Medicine (ACVIM) consensus statement outlining the current diagnosis and treatment of chronic valvular heart disease in dogs
(see the Related Link "ACVIM canine chronic valvular heart disease consensus statement" below to read the complete guidelines). In incorporating a new scheme for categorizing heart disease and failure into the guidelines, the document provides a framework
for veterinarians to think about diagnostic strategies to screen for the presence of valvular disease, and it reviews and
evaluates the current scientific evidence for the diagnostic and therapeutic strategies recommended at every stage of the
These guidelines provide insight into some of the ongoing controversies in veterinary cardiology, including areas in which
the panel could not agree on the best clinical practice (e.g. how to manage clinically asymptomatic dogs with structurally significant mitral valve insufficiency). The guidelines also
spell out areas of unanimous current consensus that provide a practical guide for your day-to-day practice (e.g. standard therapy for dogs with clinical signs of heart failure caused by mitral valve insufficiency should ideally include
a combination of furosemide, pimobendan, and an angiotensin-converting enzyme inhibitor).
Like any new practice guidelines, ACVIM consensus statements come with the hope that they will provide useful information
that will inform and perhaps change the way practicing veterinarians think about heart failure, convincing and encouraging
us to adopt what the panel considers to be current best practices. Dr. Warren Warwick (First Annalisa Marzotto Professor for
Cystic Fibrosis Patient Care at the University of Minnesota) would remind us, however, that "practice guidelines should come
with an expiration date."
In this case, the shelf life of the ACVIM consensus guidelines for diagnosing and treating chronic valvular heart disease
is likely to be relatively short. So keep your eye on this space for breaking news regarding the results of pivotal clinical
trials under way that address some of the areas of controversy and uncertainty outlined in the current document, particularly
the management of dogs with asymptomatic mitral valve insufficiency, and new treatments that either address the structure
of the valve itself or add to our arsenal for treating refractory heart failure.

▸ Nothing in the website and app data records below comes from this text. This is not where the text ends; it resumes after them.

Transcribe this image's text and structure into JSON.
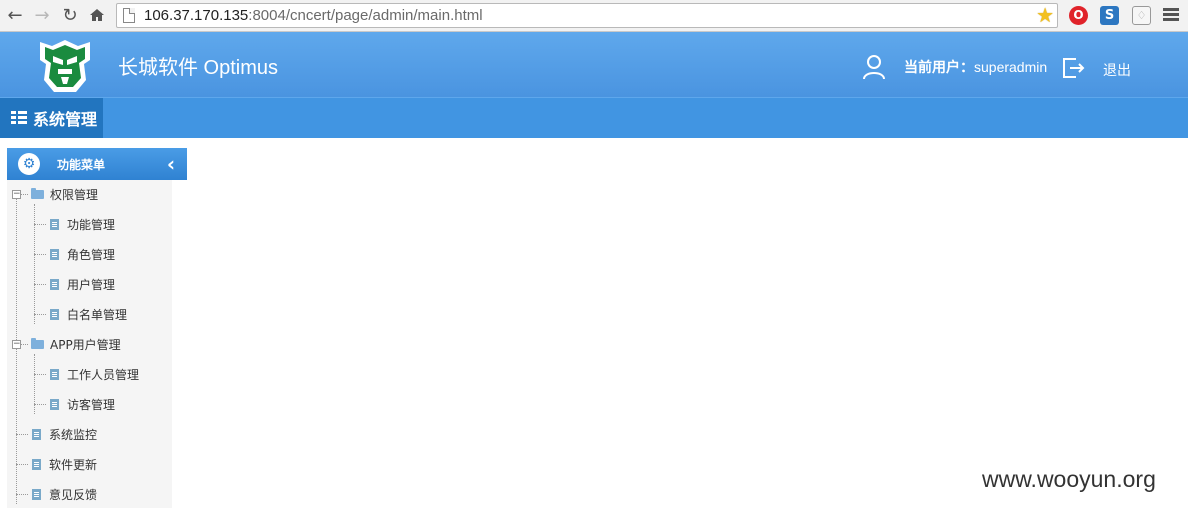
{
  "browser": {
    "back_icon": "back-arrow-icon",
    "forward_icon": "forward-arrow-icon",
    "reload_icon": "reload-icon",
    "home_icon": "home-icon",
    "url_host": "106.37.170.135",
    "url_rest": ":8004/cncert/page/admin/main.html",
    "star_icon": "bookmark-star-icon",
    "extensions": [
      "opera-icon",
      "s-extension-icon",
      "shield-extension-icon"
    ]
  },
  "header": {
    "title": "长城软件 Optimus",
    "user_prefix": "当前用户：",
    "username": "superadmin",
    "logout_label": "退出",
    "bg_color": "#4a94e0"
  },
  "module_nav": {
    "active_tab": "系统管理"
  },
  "sidebar": {
    "title": "功能菜单",
    "groups": [
      {
        "label": "权限管理",
        "expanded": true,
        "children": [
          "功能管理",
          "角色管理",
          "用户管理",
          "白名单管理"
        ]
      },
      {
        "label": "APP用户管理",
        "expanded": true,
        "children": [
          "工作人员管理",
          "访客管理"
        ]
      }
    ],
    "items": [
      "系统监控",
      "软件更新",
      "意见反馈"
    ]
  },
  "watermark": "www.wooyun.org"
}
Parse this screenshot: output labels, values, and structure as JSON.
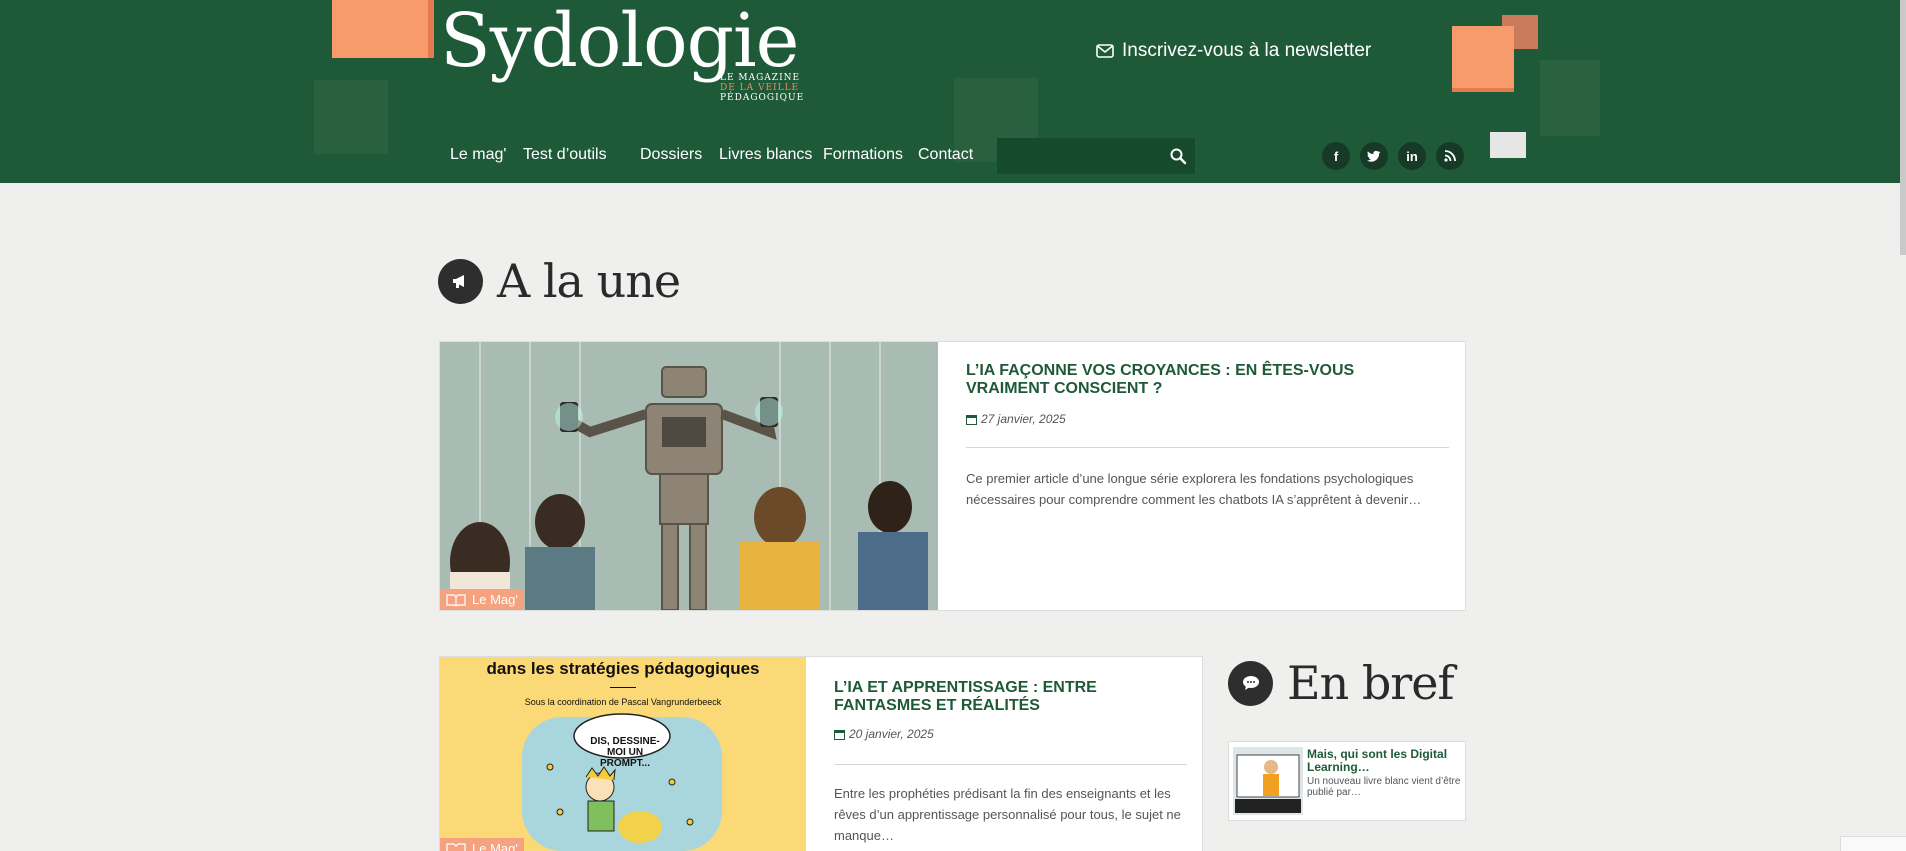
{
  "header": {
    "logo_text": "Sydologie",
    "tagline_line1": "LE MAGAZINE",
    "tagline_line2": "DE LA VEILLE",
    "tagline_line3": "PÉDAGOGIQUE",
    "newsletter_label": "Inscrivez-vous à la newsletter",
    "nav": [
      {
        "label": "Le mag'"
      },
      {
        "label": "Test d’outils"
      },
      {
        "label": "Dossiers"
      },
      {
        "label": "Livres blancs"
      },
      {
        "label": "Formations"
      },
      {
        "label": "Contact"
      }
    ],
    "search_placeholder": "",
    "social": [
      {
        "icon": "facebook-icon",
        "glyph": "f"
      },
      {
        "icon": "twitter-icon",
        "glyph": "t"
      },
      {
        "icon": "linkedin-icon",
        "glyph": "in"
      },
      {
        "icon": "rss-icon",
        "glyph": "rss"
      }
    ]
  },
  "sections": {
    "une_title": "A la une",
    "bref_title": "En bref"
  },
  "articles": [
    {
      "title": "L’IA FAÇONNE VOS CROYANCES : EN ÊTES-VOUS VRAIMENT CONSCIENT ?",
      "date": "27 janvier, 2025",
      "excerpt": "Ce premier article d’une longue série explorera les fondations psychologiques nécessaires pour comprendre comment les chatbots IA s’apprêtent à devenir…",
      "category": "Le Mag'"
    },
    {
      "title": "L’IA ET APPRENTISSAGE : ENTRE FANTASMES ET RÉALITÉS",
      "date": "20 janvier, 2025",
      "excerpt": "Entre les prophéties prédisant la fin des enseignants et les rêves d’un apprentissage personnalisé pour tous, le sujet ne manque…",
      "category": "Le Mag'",
      "cover_heading": "dans les stratégies pédagogiques",
      "cover_sub": "Sous la coordination de Pascal Vangrunderbeeck",
      "cover_bubble": "DIS, DESSINE-MOI UN PROMPT..."
    }
  ],
  "brief": [
    {
      "title": "Mais, qui sont les Digital Learning…",
      "text": "Un nouveau livre blanc vient d’être publié par…"
    }
  ],
  "colors": {
    "header_green": "#1f5a38",
    "accent_orange": "#f4a27f",
    "title_green": "#1f5a38"
  }
}
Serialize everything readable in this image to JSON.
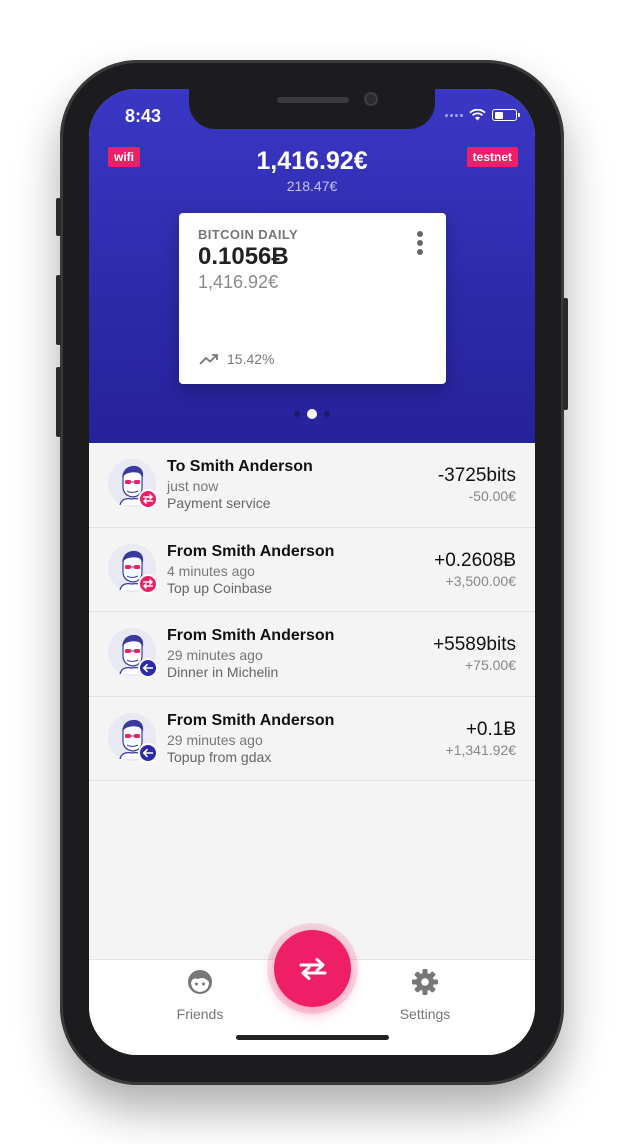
{
  "status_bar": {
    "time": "8:43"
  },
  "header": {
    "left_tag": "wifi",
    "right_tag": "testnet",
    "balance": "1,416.92€",
    "secondary_balance": "218.47€"
  },
  "wallet_card": {
    "title": "BITCOIN DAILY",
    "amount": "0.1056Ƀ",
    "fiat": "1,416.92€",
    "trend": "15.42%"
  },
  "pager": {
    "pages": 3,
    "active": 2
  },
  "transactions": [
    {
      "name": "To Smith Anderson",
      "time": "just now",
      "description": "Payment service",
      "amount": "-3725bits",
      "fiat": "-50.00€",
      "badge": "exchange-icon"
    },
    {
      "name": "From Smith Anderson",
      "time": "4 minutes ago",
      "description": "Top up Coinbase",
      "amount": "+0.2608Ƀ",
      "fiat": "+3,500.00€",
      "badge": "exchange-icon"
    },
    {
      "name": "From Smith Anderson",
      "time": "29 minutes ago",
      "description": "Dinner in Michelin",
      "amount": "+5589bits",
      "fiat": "+75.00€",
      "badge": "arrow-left-icon"
    },
    {
      "name": "From Smith Anderson",
      "time": "29 minutes ago",
      "description": "Topup from gdax",
      "amount": "+0.1Ƀ",
      "fiat": "+1,341.92€",
      "badge": "arrow-left-icon"
    }
  ],
  "tab_bar": {
    "friends_label": "Friends",
    "settings_label": "Settings",
    "friends_icon": "face-icon",
    "settings_icon": "gear-icon",
    "fab_icon": "exchange-arrows-icon"
  },
  "colors": {
    "primary": "#2d2aa8",
    "accent": "#ee1f66",
    "list_background": "#f4f4f4"
  }
}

In the meantime, I hope you will profit from the panel's hard work and effort in making the diagnosis and care of dogs with
heart disease more accessible and understandable.
Dr. Bruce Keene, a professor of cardiology at North Carolina State University's College of Veterinary Medicine, was chair
of the ACVIM Specialty of Cardiology consensus panel that prepared the recently released "Guidelines for the Diagnosis and
Treatment of Canine Chronic Valvular Heart Disease."